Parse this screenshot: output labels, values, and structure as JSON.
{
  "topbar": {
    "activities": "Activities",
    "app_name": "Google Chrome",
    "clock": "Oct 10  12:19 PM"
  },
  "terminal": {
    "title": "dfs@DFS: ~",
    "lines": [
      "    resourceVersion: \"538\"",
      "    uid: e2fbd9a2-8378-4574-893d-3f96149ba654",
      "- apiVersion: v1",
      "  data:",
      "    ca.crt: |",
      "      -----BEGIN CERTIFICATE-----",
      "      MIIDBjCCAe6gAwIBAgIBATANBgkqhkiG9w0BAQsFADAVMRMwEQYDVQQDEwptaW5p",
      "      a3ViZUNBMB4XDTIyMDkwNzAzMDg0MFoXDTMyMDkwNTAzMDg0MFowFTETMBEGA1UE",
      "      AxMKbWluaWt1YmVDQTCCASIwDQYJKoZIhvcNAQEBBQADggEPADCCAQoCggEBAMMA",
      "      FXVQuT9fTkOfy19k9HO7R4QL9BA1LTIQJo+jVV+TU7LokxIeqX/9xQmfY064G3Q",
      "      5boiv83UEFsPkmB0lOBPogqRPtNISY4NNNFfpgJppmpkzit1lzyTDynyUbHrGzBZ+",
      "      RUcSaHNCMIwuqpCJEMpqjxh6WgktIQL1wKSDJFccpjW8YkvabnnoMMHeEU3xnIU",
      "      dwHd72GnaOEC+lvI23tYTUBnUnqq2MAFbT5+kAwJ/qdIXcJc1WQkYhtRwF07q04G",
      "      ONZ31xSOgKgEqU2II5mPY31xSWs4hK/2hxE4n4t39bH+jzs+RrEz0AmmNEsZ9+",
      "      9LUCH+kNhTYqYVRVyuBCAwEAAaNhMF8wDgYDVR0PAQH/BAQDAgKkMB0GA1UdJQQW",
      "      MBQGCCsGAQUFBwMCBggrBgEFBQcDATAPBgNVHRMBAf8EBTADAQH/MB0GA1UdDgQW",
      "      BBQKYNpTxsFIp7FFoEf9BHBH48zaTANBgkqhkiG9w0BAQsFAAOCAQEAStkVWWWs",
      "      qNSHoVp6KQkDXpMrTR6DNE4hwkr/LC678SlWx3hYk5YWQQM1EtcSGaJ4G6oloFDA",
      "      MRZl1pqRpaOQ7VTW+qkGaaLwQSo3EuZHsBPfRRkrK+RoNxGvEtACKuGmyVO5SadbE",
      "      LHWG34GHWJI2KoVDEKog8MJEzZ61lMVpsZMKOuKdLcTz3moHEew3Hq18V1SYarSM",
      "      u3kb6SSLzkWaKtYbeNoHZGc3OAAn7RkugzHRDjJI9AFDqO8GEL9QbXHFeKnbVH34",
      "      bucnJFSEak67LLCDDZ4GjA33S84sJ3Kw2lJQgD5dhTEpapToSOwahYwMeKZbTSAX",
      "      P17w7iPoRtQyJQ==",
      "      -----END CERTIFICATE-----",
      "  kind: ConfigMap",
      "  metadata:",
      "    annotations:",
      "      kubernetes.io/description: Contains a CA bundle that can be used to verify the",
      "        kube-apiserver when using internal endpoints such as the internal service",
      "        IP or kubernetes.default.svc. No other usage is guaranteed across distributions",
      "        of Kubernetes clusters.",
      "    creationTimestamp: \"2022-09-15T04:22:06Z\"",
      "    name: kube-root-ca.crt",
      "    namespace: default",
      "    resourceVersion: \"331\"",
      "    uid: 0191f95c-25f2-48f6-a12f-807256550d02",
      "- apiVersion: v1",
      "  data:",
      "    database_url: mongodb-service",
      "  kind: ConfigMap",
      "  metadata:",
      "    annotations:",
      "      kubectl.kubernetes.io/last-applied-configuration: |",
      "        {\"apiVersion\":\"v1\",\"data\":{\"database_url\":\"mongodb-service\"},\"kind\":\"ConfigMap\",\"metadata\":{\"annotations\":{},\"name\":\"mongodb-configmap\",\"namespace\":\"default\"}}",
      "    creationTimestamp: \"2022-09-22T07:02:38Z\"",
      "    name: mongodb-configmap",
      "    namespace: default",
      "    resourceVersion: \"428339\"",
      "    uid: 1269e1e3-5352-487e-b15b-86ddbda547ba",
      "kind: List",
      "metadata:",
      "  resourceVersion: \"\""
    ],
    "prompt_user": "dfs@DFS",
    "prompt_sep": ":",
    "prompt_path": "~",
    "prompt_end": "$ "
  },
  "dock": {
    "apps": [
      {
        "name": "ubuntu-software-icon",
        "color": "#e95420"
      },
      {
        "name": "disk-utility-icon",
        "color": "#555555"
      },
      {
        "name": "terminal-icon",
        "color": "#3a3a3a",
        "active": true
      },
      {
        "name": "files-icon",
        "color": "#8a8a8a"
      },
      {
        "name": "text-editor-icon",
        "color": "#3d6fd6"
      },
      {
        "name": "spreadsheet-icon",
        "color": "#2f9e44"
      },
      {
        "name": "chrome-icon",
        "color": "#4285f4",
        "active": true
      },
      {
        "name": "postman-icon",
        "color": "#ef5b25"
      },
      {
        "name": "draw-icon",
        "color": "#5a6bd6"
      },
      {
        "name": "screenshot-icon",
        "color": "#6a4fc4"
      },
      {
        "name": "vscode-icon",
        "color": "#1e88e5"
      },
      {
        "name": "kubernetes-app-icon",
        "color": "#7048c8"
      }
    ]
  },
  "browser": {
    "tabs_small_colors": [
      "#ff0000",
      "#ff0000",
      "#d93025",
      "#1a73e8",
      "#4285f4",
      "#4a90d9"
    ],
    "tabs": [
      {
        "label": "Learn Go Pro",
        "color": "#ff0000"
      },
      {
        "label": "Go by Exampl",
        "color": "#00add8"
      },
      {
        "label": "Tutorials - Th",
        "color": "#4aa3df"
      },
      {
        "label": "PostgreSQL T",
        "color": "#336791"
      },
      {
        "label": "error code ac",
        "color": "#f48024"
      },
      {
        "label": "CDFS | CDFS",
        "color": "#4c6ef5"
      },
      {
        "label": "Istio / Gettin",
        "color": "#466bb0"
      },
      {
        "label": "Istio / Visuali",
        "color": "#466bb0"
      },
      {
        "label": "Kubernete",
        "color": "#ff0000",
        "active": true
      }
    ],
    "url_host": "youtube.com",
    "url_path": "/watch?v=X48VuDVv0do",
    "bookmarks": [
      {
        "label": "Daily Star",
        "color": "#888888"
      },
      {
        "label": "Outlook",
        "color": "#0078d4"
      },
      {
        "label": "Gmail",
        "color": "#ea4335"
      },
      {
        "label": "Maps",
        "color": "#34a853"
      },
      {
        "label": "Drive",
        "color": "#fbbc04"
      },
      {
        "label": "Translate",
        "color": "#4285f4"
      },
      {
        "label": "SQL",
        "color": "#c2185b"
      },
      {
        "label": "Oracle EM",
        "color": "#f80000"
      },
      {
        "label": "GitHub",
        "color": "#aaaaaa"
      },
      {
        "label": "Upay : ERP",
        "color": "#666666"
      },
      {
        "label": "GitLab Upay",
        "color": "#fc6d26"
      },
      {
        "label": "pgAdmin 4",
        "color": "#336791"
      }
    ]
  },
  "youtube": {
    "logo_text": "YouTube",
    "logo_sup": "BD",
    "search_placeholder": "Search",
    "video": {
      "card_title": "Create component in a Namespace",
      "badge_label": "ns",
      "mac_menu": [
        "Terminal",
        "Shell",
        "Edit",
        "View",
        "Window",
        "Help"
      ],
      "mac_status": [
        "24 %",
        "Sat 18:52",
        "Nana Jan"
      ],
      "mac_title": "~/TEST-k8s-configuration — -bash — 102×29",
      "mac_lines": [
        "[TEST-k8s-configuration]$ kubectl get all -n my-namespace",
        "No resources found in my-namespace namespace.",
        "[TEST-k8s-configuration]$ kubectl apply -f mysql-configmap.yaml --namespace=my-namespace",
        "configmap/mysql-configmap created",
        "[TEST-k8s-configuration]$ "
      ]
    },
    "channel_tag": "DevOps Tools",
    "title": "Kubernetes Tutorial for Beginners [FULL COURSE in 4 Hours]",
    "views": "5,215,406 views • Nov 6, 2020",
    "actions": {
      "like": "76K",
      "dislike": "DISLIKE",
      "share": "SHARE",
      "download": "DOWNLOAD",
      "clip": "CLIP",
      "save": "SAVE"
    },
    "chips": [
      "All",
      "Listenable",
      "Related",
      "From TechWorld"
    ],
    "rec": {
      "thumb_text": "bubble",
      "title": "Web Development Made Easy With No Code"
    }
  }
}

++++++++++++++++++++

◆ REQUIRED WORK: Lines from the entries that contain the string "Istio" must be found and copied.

◆ YOUR RESPONSE:
        "label": "Istio / Gettin",
        "label": "Istio / Visuali",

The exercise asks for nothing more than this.